cultured pearl: pearl induced by man by placing matter into the mollusk
cushion cut: rounded corner square faceted stone, also called "antique cut"
damascene: technique of encrusting metals with other metal
demi parure: two or three matched pieces of jewelry, a matched set of only a couple of the pieces
doublet: an assembled stone consisting of two materials
electroplating: electronic process of depositing a layer of metal over another metal
embossing: technique for creating a raised decoration on metal using punches or hammers
enamel: glass-like material used in powder or flux form and fired on to metal.
engraving: design placed into metal by cutting away a surface
eternity ring: ring which stones are completely around the ring
estate jewelry: previously owned, not necessarily antique, period or vintage
Etruscan jewelry: ancient ornaments from central Italy, usually gold
etching: creating a design on jewelry or glass - acids are used
faux: fake or false
filigree: thin strands of gold or silver wire that have been twisted and soldered to create a decorative pattern
fine jewelry: made from precious metals and gemstones
french jet: black glass, not at all jet
gilding: base metal is plated or coated with a thin layer of gold
girdle: widest part of the stone, usually where the stone is held by the setting
gold filled: mechanical process using heat and pressure to join a layer of gold to the base metal
gold plated: layer of thin gold applied to metal
granulation: technique in which tiny balls are fused into a metal surface
gypsy setting: setting where stone is set recessed into the mounting
hallmark: mark to define fineness stamped on gold, silver or platinum
intaglio: an ingraving or incised design cut into stone, glass or metal using various tools such as drills, engraving tools, abrasives.

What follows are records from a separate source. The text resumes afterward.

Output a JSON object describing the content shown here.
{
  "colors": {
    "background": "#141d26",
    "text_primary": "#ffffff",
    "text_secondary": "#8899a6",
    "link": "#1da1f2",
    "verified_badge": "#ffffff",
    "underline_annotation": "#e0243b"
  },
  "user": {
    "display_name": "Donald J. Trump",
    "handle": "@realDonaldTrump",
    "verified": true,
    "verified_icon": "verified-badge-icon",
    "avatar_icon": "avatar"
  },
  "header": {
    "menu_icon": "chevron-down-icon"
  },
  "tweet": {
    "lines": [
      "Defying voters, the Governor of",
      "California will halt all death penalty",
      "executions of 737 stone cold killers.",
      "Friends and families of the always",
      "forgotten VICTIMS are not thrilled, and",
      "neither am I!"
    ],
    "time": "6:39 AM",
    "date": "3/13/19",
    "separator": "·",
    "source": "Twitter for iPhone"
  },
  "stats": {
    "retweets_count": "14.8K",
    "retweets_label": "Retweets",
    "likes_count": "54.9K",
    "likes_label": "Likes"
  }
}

A recessed design, unlike a cameo.
invisible setting: type of channel setting where well matched square or rectangular stones are set together into metal tracks very snuggly together. The metal setting is not visible from the front.

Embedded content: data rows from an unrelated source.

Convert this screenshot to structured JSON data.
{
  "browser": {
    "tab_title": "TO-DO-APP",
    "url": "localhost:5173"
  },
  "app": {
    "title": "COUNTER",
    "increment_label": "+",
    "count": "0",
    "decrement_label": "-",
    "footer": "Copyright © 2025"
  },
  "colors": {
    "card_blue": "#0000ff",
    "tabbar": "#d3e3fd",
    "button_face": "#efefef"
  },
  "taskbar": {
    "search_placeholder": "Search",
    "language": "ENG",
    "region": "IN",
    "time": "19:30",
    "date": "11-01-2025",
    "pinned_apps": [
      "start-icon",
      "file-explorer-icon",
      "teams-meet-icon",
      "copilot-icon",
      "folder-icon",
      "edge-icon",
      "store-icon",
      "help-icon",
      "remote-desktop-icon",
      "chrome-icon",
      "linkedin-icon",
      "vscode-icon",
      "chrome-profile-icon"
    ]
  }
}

jet - a variety of the coal family that has been fossilized. Used frequently in the 19th century in mourning jewelry.
karat: measurement of fineness in gold. Pure gold is 24kts.

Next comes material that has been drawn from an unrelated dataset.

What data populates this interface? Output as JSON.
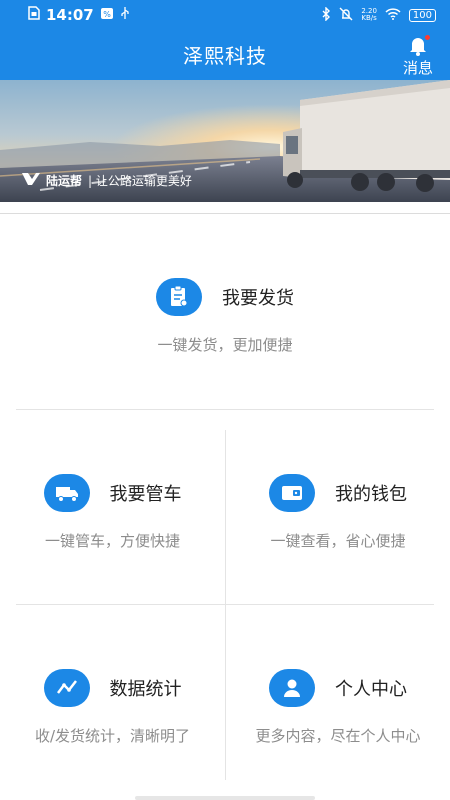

lavaliere: a light necklace usually has a pendant or pendants hanging from a chain. Often consisting of a gemstone or pearl. Very popular at the turn of the century.
loupe: magnifying glass used by jewelers
mabe pearl: pearl with a flat bottom and a rounded top
macle: flat-bottomed diamond crystal
marquise cut: gemstone cut in a boat-shaped or elliptical shape with pointed ends
mourning jewelry: jewelry worn in memory of the deceased by relatives and friends. Usually in black and sometimes having the hair of the deceased. At times money was left by the deceased for these items.
old mine cut: old style for cutting diamonds in which the girdle outline is squarish, the crown is high and the table is small. It has 32 crown facets
parure: complete set or suite of jewelry, has three matching pieces or more
patina: color change on the surface of metal resulting from age and exposure to the atmosphere
pave setting: method of setting many small stones very close together, presents a cobblestone look
pinchbeck: copper and zinc alloy, this looked like gold and was used to make jewelry around the 1700s
plique-a- jour: enamel technique where it is used over an openwork design, so that light strikes from the back
precious metal: platinum, gold or silver
prong set: stones held in place by metal grips
provenance: history of a piece
rock crystal: colorless quartz, naturally forms this way
rose cut: a gemstone cutting style where there are 24 triangular facets meeting at the top with a point. The base is flat
seed pearl: a small natural, cultured or artificial pearl weighing less than 1/4 of a grain
shank: part of the ring that goes around the finger
signed: marked with designers or makers mark or initials
signet ring: ring with initials, crest or seal engraved
slide: movable decorative element of longchain which adjusts at its opening
solitaire: a single stone mounting
sterling silver: alloy where 925 parts are pure silver and remainder is copper
suite: several pieces of matched jewelry
synthetic stone: man-made stone using the same elements of the natural stone
Tiffany setting: round four or six prong mounting for an elevated solitaire stone